I have not been to Sarek, but in lieu of answers from people with that experience I can offer a few suggestions from following retired tracks or going off-track/out of season in the Kebnekaise area and some satellite images to compare with.
I expect you have a reasonable level of experience - it sounds like you are aware of your own abilities/limitations.
The time is good - late September/very early October has given me my best experiences up there, with few mozzies.
The two things I would say, which may not require saying, is take enough time. When it went well for me in Kebnekaise I was negotiating with the train staff to move my ticket one day earlier at the end (and usually they have been kind there)!
I averaged ~25km per day last time in Kebnekaise with perfect weather, but I doubt I would be able to do that in Sarek.
(And take a pole for fording/crossing streams.)
The obstacles I see on the satellite map for your route are essentially what you mentioned, I would just add trees/forest, the latter looks to be there for the Southern and Western parts, but at least there seems to be a good trail in from Kvikkjokk at the beginning.
I wouldn't be surprised if you had to seek higher ground to get around it a couple of places. As an example, this North->South flowing stream/jokk and its ravines in Kebnekaise I could not pass during melting season, and the forest around them was dense, meaning I would have to backtrack far to get high enough up to cross the stream. The latter is relevant for you - very green areas where no tree trunks are visible on images may be hard to cross.
Bushes - there could be a lot of those. For example, this part in Kebnekaise, following an old track marked on older maps, but not newer ones required gaiters for me or my legs would get sore from essentially a slow birching or willowing now and then!

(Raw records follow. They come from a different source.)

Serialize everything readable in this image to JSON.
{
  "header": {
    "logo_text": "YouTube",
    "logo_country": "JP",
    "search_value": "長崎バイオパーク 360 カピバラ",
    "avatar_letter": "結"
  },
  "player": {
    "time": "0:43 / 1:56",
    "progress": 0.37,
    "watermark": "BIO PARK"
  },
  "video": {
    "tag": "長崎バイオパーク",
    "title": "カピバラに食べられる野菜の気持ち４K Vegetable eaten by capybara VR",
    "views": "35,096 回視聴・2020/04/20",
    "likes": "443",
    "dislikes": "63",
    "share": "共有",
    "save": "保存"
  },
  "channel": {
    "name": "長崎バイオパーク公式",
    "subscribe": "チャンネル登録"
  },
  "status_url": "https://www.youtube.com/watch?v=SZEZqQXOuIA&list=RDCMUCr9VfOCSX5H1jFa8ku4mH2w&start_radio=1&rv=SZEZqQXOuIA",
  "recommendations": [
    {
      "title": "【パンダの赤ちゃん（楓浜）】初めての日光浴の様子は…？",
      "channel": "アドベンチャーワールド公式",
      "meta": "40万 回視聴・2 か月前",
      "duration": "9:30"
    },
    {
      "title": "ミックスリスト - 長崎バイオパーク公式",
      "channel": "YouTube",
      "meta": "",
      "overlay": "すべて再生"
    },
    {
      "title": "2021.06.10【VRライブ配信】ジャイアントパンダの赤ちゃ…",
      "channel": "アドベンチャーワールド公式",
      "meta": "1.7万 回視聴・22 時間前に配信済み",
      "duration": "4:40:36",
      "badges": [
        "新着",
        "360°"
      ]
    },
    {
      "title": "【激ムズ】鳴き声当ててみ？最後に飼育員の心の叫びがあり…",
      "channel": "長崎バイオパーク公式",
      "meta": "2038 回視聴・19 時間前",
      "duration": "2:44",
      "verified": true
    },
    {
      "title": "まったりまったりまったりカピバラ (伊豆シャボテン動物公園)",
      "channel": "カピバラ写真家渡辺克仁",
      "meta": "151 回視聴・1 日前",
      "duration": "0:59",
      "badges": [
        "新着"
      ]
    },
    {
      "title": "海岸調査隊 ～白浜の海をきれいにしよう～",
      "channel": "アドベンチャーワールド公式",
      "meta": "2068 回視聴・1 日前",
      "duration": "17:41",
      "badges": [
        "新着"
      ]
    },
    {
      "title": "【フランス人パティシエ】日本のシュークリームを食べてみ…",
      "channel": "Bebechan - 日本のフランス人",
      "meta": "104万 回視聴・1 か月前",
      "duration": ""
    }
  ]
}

My book which shows pictures of the Rapa Valley (top of your route goes on the south side of it) makes it look like it is very wet, so again, I imagine high ground would be more comfortable. Your route does seem to take it, although it looks very green. Hard to see in the shade on those images though.
Possibly worth nipping behind one or two of the mountain outliers there if you are OK walking on rocks and the weather is good.
This area on the South side of the Vistas valley is an example of terrain with a bit of forest and wet in places (but no bushes), that is passable to get to Lisas Stuga roughly bottom right, but it is hard work.
Post a link to pictures/trip report in a comment!